◆ **TASK TO CARRY OUT**: An exact reproduction of the records is required, with all images left out.
....
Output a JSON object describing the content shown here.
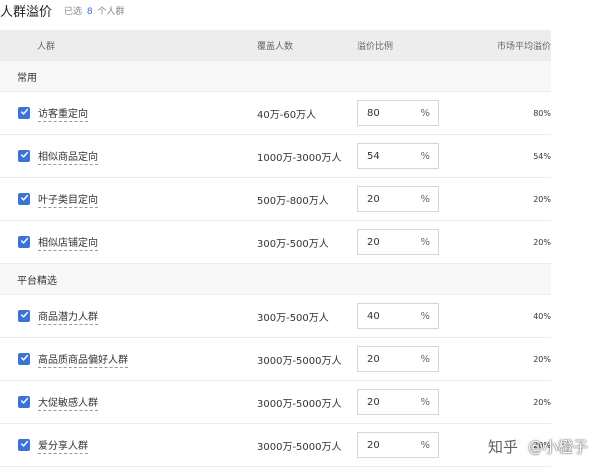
{
  "header": {
    "title": "人群溢价",
    "selected_prefix": "已选",
    "selected_count": "8",
    "selected_suffix": "个人群"
  },
  "table": {
    "columns": {
      "name": "人群",
      "cover": "覆盖人数",
      "ratio": "溢价比例",
      "market": "市场平均溢价"
    },
    "groups": [
      {
        "label": "常用",
        "rows": [
          {
            "name": "访客重定向",
            "cover": "40万-60万人",
            "ratio": "80",
            "unit": "%",
            "market": "80%",
            "checked": true
          },
          {
            "name": "相似商品定向",
            "cover": "1000万-3000万人",
            "ratio": "54",
            "unit": "%",
            "market": "54%",
            "checked": true
          },
          {
            "name": "叶子类目定向",
            "cover": "500万-800万人",
            "ratio": "20",
            "unit": "%",
            "market": "20%",
            "checked": true
          },
          {
            "name": "相似店铺定向",
            "cover": "300万-500万人",
            "ratio": "20",
            "unit": "%",
            "market": "20%",
            "checked": true
          }
        ]
      },
      {
        "label": "平台精选",
        "rows": [
          {
            "name": "商品潜力人群",
            "cover": "300万-500万人",
            "ratio": "40",
            "unit": "%",
            "market": "40%",
            "checked": true
          },
          {
            "name": "高品质商品偏好人群",
            "cover": "3000万-5000万人",
            "ratio": "20",
            "unit": "%",
            "market": "20%",
            "checked": true
          },
          {
            "name": "大促敏感人群",
            "cover": "3000万-5000万人",
            "ratio": "20",
            "unit": "%",
            "market": "20%",
            "checked": true
          },
          {
            "name": "爱分享人群",
            "cover": "3000万-5000万人",
            "ratio": "20",
            "unit": "%",
            "market": "20%",
            "checked": true
          }
        ]
      }
    ]
  },
  "watermark": {
    "site": "知乎",
    "author": "@小橙子"
  },
  "colors": {
    "accent": "#3e73d6",
    "header_bg": "#ededed"
  }
}
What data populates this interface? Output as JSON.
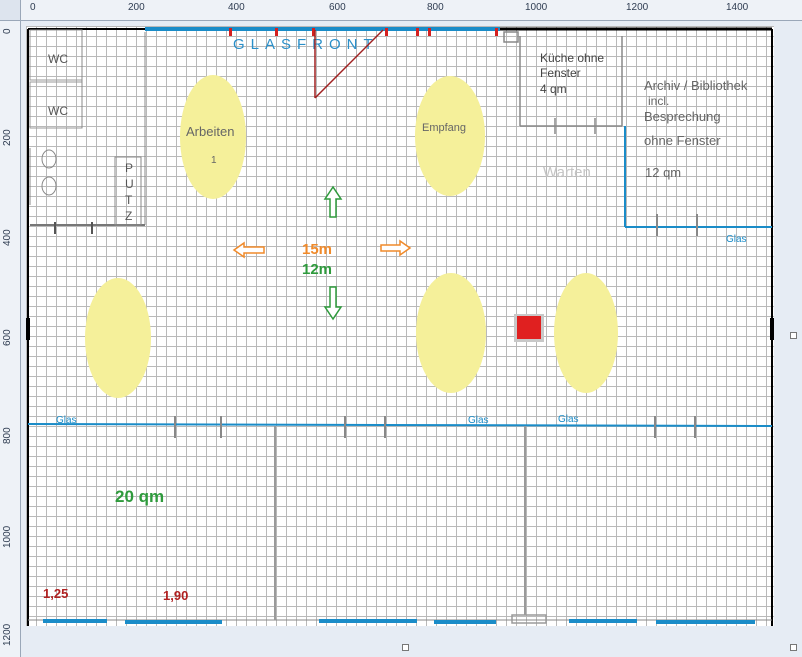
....
◆ **REPLY**:
Output a JSON object describing the content shown here.
{
  "header": {
    "title": "人群溢价",
    "selected_prefix": "已选",
    "selected_count": "8",
    "selected_suffix": "个人群"
  },
  "table": {
    "columns": {
      "name": "人群",
      "cover": "覆盖人数",
      "ratio": "溢价比例",
      "market": "市场平均溢价"
    },
    "groups": [
      {
        "label": "常用",
        "rows": [
          {
            "name": "访客重定向",
            "cover": "40万-60万人",
            "ratio": "80",
            "unit": "%",
            "market": "80%",
            "checked": true
          },
          {
            "name": "相似商品定向",
            "cover": "1000万-3000万人",
            "ratio": "54",
            "unit": "%",
            "market": "54%",
            "checked": true
          },
          {
            "name": "叶子类目定向",
            "cover": "500万-800万人",
            "ratio": "20",
            "unit": "%",
            "market": "20%",
            "checked": true
          },
          {
            "name": "相似店铺定向",
            "cover": "300万-500万人",
            "ratio": "20",
            "unit": "%",
            "market": "20%",
            "checked": true
          }
        ]
      },
      {
        "label": "平台精选",
        "rows": [
          {
            "name": "商品潜力人群",
            "cover": "300万-500万人",
            "ratio": "40",
            "unit": "%",
            "market": "40%",
            "checked": true
          },
          {
            "name": "高品质商品偏好人群",
            "cover": "3000万-5000万人",
            "ratio": "20",
            "unit": "%",
            "market": "20%",
            "checked": true
          },
          {
            "name": "大促敏感人群",
            "cover": "3000万-5000万人",
            "ratio": "20",
            "unit": "%",
            "market": "20%",
            "checked": true
          },
          {
            "name": "爱分享人群",
            "cover": "3000万-5000万人",
            "ratio": "20",
            "unit": "%",
            "market": "20%",
            "checked": true
          }
        ]
      }
    ]
  },
  "watermark": {
    "site": "知乎",
    "author": "@小橙子"
  },
  "colors": {
    "accent": "#3e73d6",
    "header_bg": "#ededed"
  }
}
What data populates this interface? Output as JSON.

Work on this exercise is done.